All this affects the journalism. The Post is trying to preserve a dying print product while building a new digital one. In the process, traditional standards and practices are being tested. Ethical dilemmas abound. Should celebrity photos be used on the home page to gin up traffic? Should The Post link to breaking news reports that it can't independently verify? Such questions have exposed a journalistic culture clash in the newsroom and created an identity crisis as The Post struggles to reconcile its print and online personas.
It also has prompted readers, and many in the newsroom, to wonder if The Post has lost its journalistic compass. It hasn't.
During my tenure, I've repeatedly scolded The Post for journalistic shortcomings, some of them unfathomable. But I have never questioned its commitment to responsible journalism. That starts at the top with Post Co. chairman and chief executive Donald E. Graham, a revered figure in the newsroom (deservedly so) who has respect and love for newsgathering.
The Post also understands that opening itself to criticism can enhance integrity and credibility. Each Saturday, the Free for All page is filled with reader complaints about journalistic performance. The following day, the ombudsman's column offers more criticism (and occasional praise). Many readers are unaware that the ombudsman operates under a contract that guarantees total independence. I report to no one.
The Post and its journalism will survive. But the question is: At what level of quality?
That depends largely on those in the newsroom. They are among the best in the business, yet many are dispirited by change and uncertainty. Managers must inspire. But everyone, from print veterans to digital producers, must commit to create a new legacy of excellence.
Readers also play a critical role, demanding the best journalism.
And the new ombudsman, to be named soon, must serve as their strong advocate and a dogged internal critic.
Ombudsmen cannot command change. As The Post's Stylebook says, "He is not God; he is not even one of the angels."
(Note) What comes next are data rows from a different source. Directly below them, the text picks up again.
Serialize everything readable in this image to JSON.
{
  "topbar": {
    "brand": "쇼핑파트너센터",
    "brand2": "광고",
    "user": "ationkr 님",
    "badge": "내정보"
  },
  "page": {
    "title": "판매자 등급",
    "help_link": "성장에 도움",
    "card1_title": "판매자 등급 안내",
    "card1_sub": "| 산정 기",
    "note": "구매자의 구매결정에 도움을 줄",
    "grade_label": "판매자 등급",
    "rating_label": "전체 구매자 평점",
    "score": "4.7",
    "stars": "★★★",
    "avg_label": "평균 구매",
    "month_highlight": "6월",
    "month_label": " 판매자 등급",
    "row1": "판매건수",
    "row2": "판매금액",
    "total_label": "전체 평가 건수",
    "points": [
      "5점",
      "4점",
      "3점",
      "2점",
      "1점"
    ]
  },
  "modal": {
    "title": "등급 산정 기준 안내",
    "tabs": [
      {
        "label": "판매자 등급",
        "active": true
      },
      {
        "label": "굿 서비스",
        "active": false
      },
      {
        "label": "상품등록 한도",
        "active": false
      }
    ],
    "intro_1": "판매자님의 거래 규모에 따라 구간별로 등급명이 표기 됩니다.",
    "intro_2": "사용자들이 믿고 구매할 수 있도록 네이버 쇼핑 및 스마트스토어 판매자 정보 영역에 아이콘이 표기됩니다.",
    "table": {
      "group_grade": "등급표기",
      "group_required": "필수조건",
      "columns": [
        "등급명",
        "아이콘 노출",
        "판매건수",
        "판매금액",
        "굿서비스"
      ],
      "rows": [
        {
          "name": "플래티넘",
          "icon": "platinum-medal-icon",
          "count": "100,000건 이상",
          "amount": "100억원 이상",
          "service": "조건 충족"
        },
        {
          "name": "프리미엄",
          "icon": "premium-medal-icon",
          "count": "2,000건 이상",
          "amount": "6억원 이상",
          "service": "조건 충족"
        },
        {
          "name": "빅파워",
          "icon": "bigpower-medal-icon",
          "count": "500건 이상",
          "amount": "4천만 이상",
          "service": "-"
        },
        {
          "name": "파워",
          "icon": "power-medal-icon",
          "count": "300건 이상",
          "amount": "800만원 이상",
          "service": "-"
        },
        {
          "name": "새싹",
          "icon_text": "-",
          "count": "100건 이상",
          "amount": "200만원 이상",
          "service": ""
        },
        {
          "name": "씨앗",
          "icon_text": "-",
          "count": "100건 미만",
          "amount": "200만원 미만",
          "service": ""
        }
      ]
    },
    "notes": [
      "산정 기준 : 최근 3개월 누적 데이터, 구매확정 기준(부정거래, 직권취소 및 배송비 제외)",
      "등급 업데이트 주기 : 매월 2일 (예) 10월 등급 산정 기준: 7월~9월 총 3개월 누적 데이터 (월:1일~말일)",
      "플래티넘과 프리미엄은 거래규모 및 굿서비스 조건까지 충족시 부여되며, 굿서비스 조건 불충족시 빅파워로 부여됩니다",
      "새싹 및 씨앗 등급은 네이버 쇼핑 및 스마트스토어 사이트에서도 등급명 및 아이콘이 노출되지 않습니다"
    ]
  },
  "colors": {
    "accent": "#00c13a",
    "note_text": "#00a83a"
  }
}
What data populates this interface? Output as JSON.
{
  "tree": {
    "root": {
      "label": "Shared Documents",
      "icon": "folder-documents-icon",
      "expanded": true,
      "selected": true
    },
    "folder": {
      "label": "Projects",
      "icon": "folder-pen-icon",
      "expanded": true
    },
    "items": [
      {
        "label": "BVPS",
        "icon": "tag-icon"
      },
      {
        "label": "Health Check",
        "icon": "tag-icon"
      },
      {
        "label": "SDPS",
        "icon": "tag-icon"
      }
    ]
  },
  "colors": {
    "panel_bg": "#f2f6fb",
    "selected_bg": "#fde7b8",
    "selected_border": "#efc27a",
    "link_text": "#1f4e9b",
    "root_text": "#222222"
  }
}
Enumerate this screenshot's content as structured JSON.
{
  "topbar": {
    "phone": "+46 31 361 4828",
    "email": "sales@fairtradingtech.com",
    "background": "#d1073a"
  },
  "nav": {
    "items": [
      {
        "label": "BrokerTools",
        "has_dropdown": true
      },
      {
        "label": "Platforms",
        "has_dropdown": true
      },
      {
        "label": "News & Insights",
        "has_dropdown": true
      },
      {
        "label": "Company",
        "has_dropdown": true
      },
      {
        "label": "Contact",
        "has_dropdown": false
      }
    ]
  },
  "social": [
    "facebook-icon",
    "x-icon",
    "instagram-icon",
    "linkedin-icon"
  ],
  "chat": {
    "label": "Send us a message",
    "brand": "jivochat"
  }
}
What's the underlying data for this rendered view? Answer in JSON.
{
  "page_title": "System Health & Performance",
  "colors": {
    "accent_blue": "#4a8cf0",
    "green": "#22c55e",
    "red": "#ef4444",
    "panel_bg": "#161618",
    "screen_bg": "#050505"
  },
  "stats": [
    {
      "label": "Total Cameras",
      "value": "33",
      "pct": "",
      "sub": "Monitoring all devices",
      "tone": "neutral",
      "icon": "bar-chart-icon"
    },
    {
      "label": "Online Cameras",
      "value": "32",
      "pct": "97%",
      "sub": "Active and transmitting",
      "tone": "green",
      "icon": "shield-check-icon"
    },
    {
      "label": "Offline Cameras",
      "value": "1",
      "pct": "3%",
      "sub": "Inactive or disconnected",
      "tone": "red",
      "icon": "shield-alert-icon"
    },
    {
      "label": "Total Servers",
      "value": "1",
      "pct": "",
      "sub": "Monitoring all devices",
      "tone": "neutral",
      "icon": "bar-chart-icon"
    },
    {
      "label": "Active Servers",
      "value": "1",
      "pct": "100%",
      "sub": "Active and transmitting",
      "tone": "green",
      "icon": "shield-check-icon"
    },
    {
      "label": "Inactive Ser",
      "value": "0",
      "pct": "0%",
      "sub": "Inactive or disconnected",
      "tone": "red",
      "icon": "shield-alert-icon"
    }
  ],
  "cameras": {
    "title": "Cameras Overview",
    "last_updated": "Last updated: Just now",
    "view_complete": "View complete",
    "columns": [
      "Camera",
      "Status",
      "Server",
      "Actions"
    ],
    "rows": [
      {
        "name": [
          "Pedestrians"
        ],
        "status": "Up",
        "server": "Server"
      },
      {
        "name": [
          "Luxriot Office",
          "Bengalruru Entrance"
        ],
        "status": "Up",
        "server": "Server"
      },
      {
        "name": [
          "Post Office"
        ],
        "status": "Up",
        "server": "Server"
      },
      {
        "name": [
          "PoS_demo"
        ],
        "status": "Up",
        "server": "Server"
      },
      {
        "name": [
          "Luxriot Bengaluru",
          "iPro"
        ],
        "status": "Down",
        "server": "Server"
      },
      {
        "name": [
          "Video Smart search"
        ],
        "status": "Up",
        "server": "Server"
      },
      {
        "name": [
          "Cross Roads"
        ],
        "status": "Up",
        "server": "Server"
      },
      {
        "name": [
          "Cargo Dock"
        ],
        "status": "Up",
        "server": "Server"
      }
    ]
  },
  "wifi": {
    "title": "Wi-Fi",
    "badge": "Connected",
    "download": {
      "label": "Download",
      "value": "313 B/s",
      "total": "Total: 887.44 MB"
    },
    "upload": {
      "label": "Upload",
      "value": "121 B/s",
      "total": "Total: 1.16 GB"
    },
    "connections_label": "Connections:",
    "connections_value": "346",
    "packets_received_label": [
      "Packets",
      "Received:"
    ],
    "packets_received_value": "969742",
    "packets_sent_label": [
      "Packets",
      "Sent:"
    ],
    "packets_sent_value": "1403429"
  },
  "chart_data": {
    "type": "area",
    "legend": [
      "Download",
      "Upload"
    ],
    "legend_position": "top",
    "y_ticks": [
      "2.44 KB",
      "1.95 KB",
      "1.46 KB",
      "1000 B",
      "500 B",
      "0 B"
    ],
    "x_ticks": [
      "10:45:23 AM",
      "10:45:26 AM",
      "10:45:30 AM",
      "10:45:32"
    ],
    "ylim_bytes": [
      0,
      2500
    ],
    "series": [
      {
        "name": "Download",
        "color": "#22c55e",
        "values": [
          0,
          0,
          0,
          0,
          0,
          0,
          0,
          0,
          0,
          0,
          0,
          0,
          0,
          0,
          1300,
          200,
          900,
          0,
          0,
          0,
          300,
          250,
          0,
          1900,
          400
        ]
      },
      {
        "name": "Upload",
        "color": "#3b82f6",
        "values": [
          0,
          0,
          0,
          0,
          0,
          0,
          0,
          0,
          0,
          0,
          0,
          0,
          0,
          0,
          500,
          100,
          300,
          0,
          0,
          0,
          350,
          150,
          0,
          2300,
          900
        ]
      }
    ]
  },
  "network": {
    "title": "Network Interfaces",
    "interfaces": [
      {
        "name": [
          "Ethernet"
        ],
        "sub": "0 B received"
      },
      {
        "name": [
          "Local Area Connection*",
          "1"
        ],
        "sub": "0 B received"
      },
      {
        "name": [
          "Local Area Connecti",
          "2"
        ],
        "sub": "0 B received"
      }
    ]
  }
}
Rather, the ombudsman's job is to make those in the newsroom "think about their audiences, their standards and the quality of their journalism."
In the end, it's all about quality.